2. Benro S4 Video Monopod. Small, relatively light, and sturdy. Works great.
3. Panasonic GH4 with a Lumix 35-100mm 2.8 lens.
4. Rode VideoMic Shotgun
5. I always bring gloves unless I’m going to the Caribbean in July. Montreal was pretty cold and wet!
6. Obviously, the most important tool if you are crossing any borders: the passport. This website compares the “power” of passports from many different countries, and, as Americans, we are blessed to have the most powerful one.
7. I like to dress in layers and in dark colors when shooting on the road. Black hides dust and stains very easily. A cashmere sweater is worth its weight in gold.
8. Camera for stills: I always carry my Fuji X100s. This one is especially handy after a very long day, when I don’t want to carry more gear but still want to capture a few night scenes of nice-looking dishes during my evening meal.
9. A hat—another essential item.
For the next 10-day hybrid assignment in Washington and Oregon I’ll have two more people with me, a gaffer/grip and a second camera/DIT. I won’t need to carry everything on my back, but we definitely need to pack as little and light as possible.
Besides one Tenba Transport Rolling Tripod/Grip case [add link http://bit.ly/1bn5COk], which contains a Benro S8 tripod, a Benro S4 monopod, a Cinevate Pegasus slider, some grip accessories and all the charges and cables you can imagine, I have one rolling carry-on case with my clothes and a Tenba Roadie Hybrid bag. The brilliant design of this bag allow me to treat is as a standard rolling carry-on with the most precious and expensive gear with me, but I can also use it as a (very heavy) backpack on uneven terrain, subway stations, etc.
Here’s my complete setup for Hybrid assignments when I don’t need to carry everything on my back.
1. Tenba Roadie Hybrid bag.
2. Media pouch with ten 64GB SD cards.
6. Two external portable hard drives.
9. Rode VideoMic Shotgun
10. H4n Audio field recorder
11. Panasonic GH4 body with Metabones Speedbooster
12. Panasonic GH4 body with Varavon cages
13. USB 3 reader for Solid State Drives
14. 6TB G-Tech External Hard Drive
15. Atomos Shogun
16. My sharpest and heaviest lens, Canon 70-200mm f/2.8
17. Panasonic Lumix 12-35mm 2.8 lens and Panasonic GH4 with a Lumix 35-100mm 2.8 lens. These lenses are the equivalent to a 24-70mm 2.8 and a 70-200mm 2.8 but super light and small.
Well, there you have my little setups for hybrid assignments. I hope this article benefits some of you involved or interested in run and gun, single-operator scenarios like weddings, events, corporate shoots, documentaries, red carpet premieres, product launches, sporting events, video podcasts, and even student films.

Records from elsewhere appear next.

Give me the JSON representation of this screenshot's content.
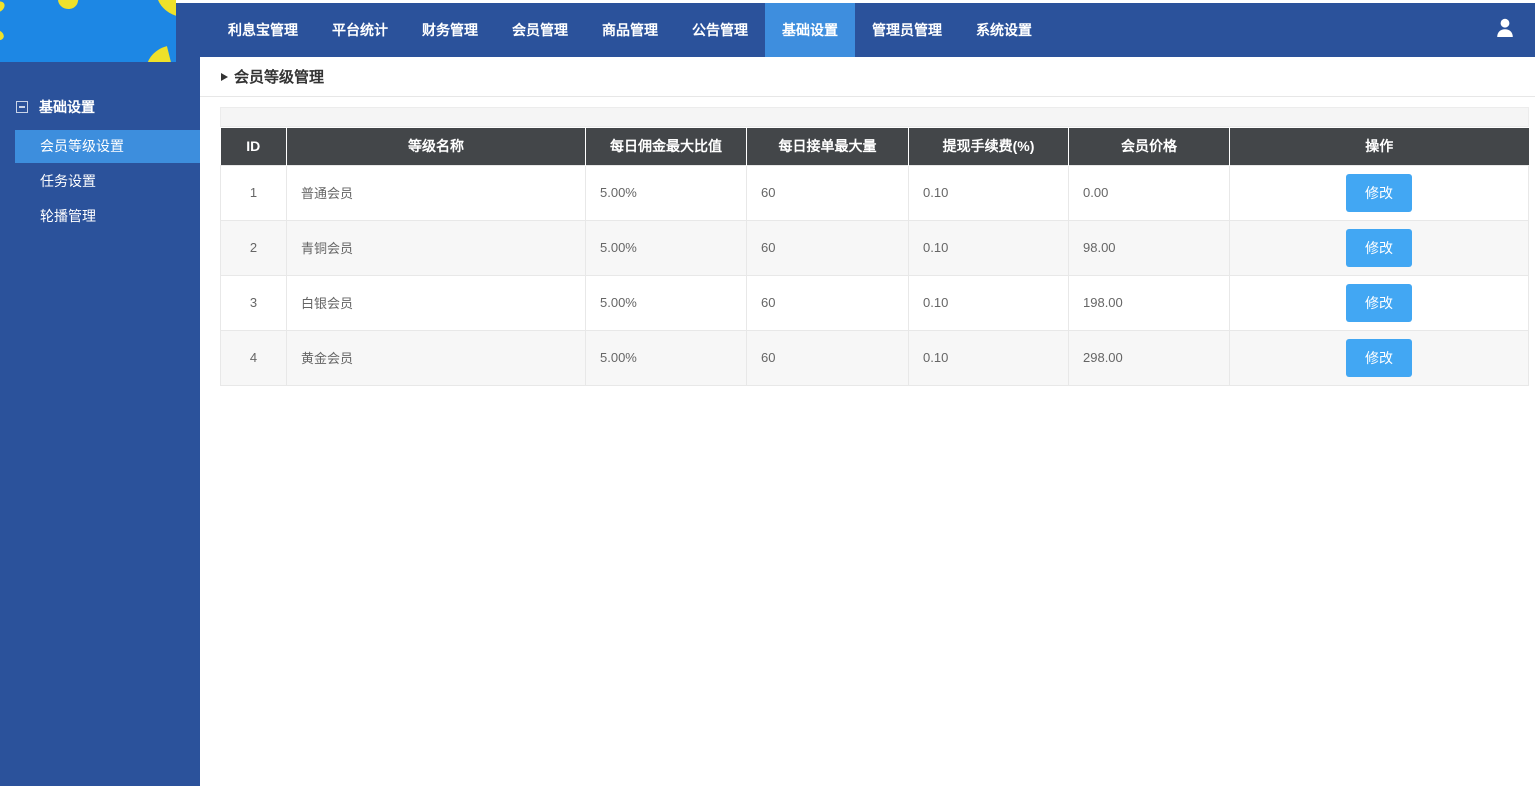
{
  "nav": {
    "items": [
      {
        "label": "利息宝管理",
        "active": false
      },
      {
        "label": "平台统计",
        "active": false
      },
      {
        "label": "财务管理",
        "active": false
      },
      {
        "label": "会员管理",
        "active": false
      },
      {
        "label": "商品管理",
        "active": false
      },
      {
        "label": "公告管理",
        "active": false
      },
      {
        "label": "基础设置",
        "active": true
      },
      {
        "label": "管理员管理",
        "active": false
      },
      {
        "label": "系统设置",
        "active": false
      }
    ]
  },
  "sidebar": {
    "group_label": "基础设置",
    "items": [
      {
        "label": "会员等级设置",
        "active": true
      },
      {
        "label": "任务设置",
        "active": false
      },
      {
        "label": "轮播管理",
        "active": false
      }
    ]
  },
  "breadcrumb": {
    "title": "会员等级管理"
  },
  "table": {
    "headers": [
      "ID",
      "等级名称",
      "每日佣金最大比值",
      "每日接单最大量",
      "提现手续费(%)",
      "会员价格",
      "操作"
    ],
    "action_label": "修改",
    "rows": [
      {
        "id": "1",
        "name": "普通会员",
        "commission": "5.00%",
        "orders": "60",
        "fee": "0.10",
        "price": "0.00"
      },
      {
        "id": "2",
        "name": "青铜会员",
        "commission": "5.00%",
        "orders": "60",
        "fee": "0.10",
        "price": "98.00"
      },
      {
        "id": "3",
        "name": "白银会员",
        "commission": "5.00%",
        "orders": "60",
        "fee": "0.10",
        "price": "198.00"
      },
      {
        "id": "4",
        "name": "黄金会员",
        "commission": "5.00%",
        "orders": "60",
        "fee": "0.10",
        "price": "298.00"
      }
    ]
  },
  "colors": {
    "nav_bg": "#2b529b",
    "nav_active_bg": "#3e8ede",
    "sidebar_bg": "#2b529b",
    "sidebar_active_bg": "#3d8edd",
    "logo_bg": "#1d87e4",
    "logo_accent": "#efe12a",
    "table_header_bg": "#434649",
    "button_bg": "#42a7f3",
    "stripe_bg": "#f7f7f7"
  }
}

Eduardo Angel is an independent Technology Consultant, Educator, and Emmy Award winning Visual Storyteller based in Brooklyn, NY. He currently teaches at The School of Visual Arts and the International Center of Photography, and mentors the photography program at the Savannah College of Art and Design.
Eduardo is a co-founder of the idea production company The Digital Distillery, author of popular filmmaking courses on Lynda.com, and regularly shares his thoughts on technology, photography, and cinema on his website eduardoangel.com